◆ **DATA FOR REVIEW**:
━━━━

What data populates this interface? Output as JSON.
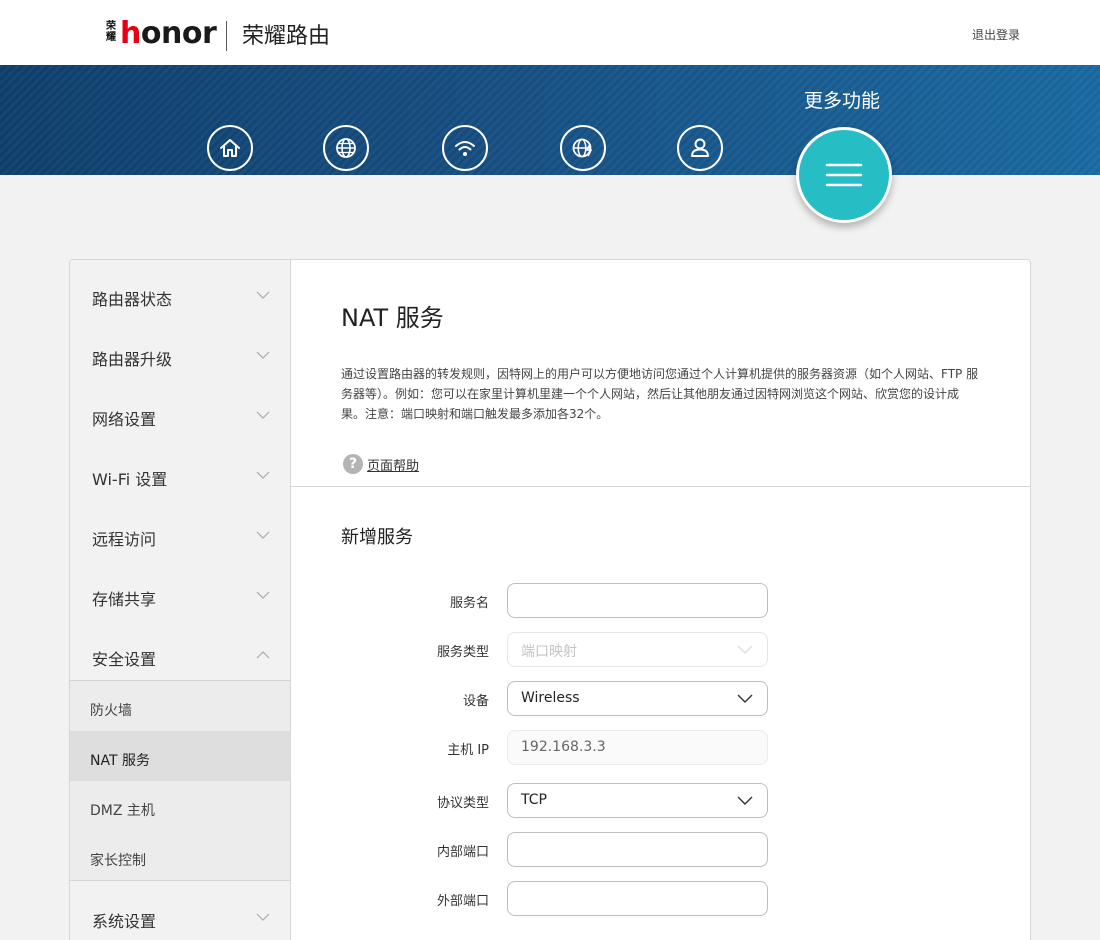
{
  "header": {
    "logo_cn": "荣耀",
    "logo_word_prefix": "h",
    "logo_word_rest": "onor",
    "product_title": "荣耀路由",
    "logout_label": "退出登录"
  },
  "banner": {
    "more_label": "更多功能",
    "nav_icons": [
      "home-icon",
      "globe-icon",
      "wifi-icon",
      "internet-status-icon",
      "user-icon"
    ],
    "menu_icon": "hamburger-menu-icon",
    "colors": {
      "banner_start": "#0f3f6d",
      "banner_end": "#1a6aa2",
      "accent": "#26bdc4"
    }
  },
  "sidebar": {
    "items": [
      {
        "label": "路由器状态",
        "expanded": false
      },
      {
        "label": "路由器升级",
        "expanded": false
      },
      {
        "label": "网络设置",
        "expanded": false
      },
      {
        "label": "Wi-Fi 设置",
        "expanded": false
      },
      {
        "label": "远程访问",
        "expanded": false
      },
      {
        "label": "存储共享",
        "expanded": false
      },
      {
        "label": "安全设置",
        "expanded": true
      },
      {
        "label": "系统设置",
        "expanded": false
      }
    ],
    "sub_items": [
      {
        "label": "防火墙",
        "active": false
      },
      {
        "label": "NAT 服务",
        "active": true
      },
      {
        "label": "DMZ 主机",
        "active": false
      },
      {
        "label": "家长控制",
        "active": false
      }
    ]
  },
  "main": {
    "title": "NAT 服务",
    "description": "通过设置路由器的转发规则，因特网上的用户可以方便地访问您通过个人计算机提供的服务器资源（如个人网站、FTP 服务器等）。例如：您可以在家里计算机里建一个个人网站，然后让其他朋友通过因特网浏览这个网站、欣赏您的设计成果。注意：端口映射和端口触发最多添加各32个。",
    "help_label": "页面帮助",
    "help_icon": "?",
    "section_title": "新增服务",
    "form": {
      "service_name": {
        "label": "服务名",
        "value": ""
      },
      "service_type": {
        "label": "服务类型",
        "value": "端口映射"
      },
      "device": {
        "label": "设备",
        "value": "Wireless"
      },
      "host_ip": {
        "label": "主机 IP",
        "value": "192.168.3.3"
      },
      "protocol": {
        "label": "协议类型",
        "value": "TCP"
      },
      "internal_port": {
        "label": "内部端口",
        "value": ""
      },
      "external_port": {
        "label": "外部端口",
        "value": ""
      }
    }
  }
}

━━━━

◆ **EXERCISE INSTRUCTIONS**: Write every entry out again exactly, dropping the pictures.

◆ **OUTPUT OF THE EXERCISE**:
What data populates this interface? Output as JSON.
{
  "header": {
    "logo_cn": "荣耀",
    "logo_word_prefix": "h",
    "logo_word_rest": "onor",
    "product_title": "荣耀路由",
    "logout_label": "退出登录"
  },
  "banner": {
    "more_label": "更多功能",
    "nav_icons": [
      "home-icon",
      "globe-icon",
      "wifi-icon",
      "internet-status-icon",
      "user-icon"
    ],
    "menu_icon": "hamburger-menu-icon",
    "colors": {
      "banner_start": "#0f3f6d",
      "banner_end": "#1a6aa2",
      "accent": "#26bdc4"
    }
  },
  "sidebar": {
    "items": [
      {
        "label": "路由器状态",
        "expanded": false
      },
      {
        "label": "路由器升级",
        "expanded": false
      },
      {
        "label": "网络设置",
        "expanded": false
      },
      {
        "label": "Wi-Fi 设置",
        "expanded": false
      },
      {
        "label": "远程访问",
        "expanded": false
      },
      {
        "label": "存储共享",
        "expanded": false
      },
      {
        "label": "安全设置",
        "expanded": true
      },
      {
        "label": "系统设置",
        "expanded": false
      }
    ],
    "sub_items": [
      {
        "label": "防火墙",
        "active": false
      },
      {
        "label": "NAT 服务",
        "active": true
      },
      {
        "label": "DMZ 主机",
        "active": false
      },
      {
        "label": "家长控制",
        "active": false
      }
    ]
  },
  "main": {
    "title": "NAT 服务",
    "description": "通过设置路由器的转发规则，因特网上的用户可以方便地访问您通过个人计算机提供的服务器资源（如个人网站、FTP 服务器等）。例如：您可以在家里计算机里建一个个人网站，然后让其他朋友通过因特网浏览这个网站、欣赏您的设计成果。注意：端口映射和端口触发最多添加各32个。",
    "help_label": "页面帮助",
    "help_icon": "?",
    "section_title": "新增服务",
    "form": {
      "service_name": {
        "label": "服务名",
        "value": ""
      },
      "service_type": {
        "label": "服务类型",
        "value": "端口映射"
      },
      "device": {
        "label": "设备",
        "value": "Wireless"
      },
      "host_ip": {
        "label": "主机 IP",
        "value": "192.168.3.3"
      },
      "protocol": {
        "label": "协议类型",
        "value": "TCP"
      },
      "internal_port": {
        "label": "内部端口",
        "value": ""
      },
      "external_port": {
        "label": "外部端口",
        "value": ""
      }
    }
  }
}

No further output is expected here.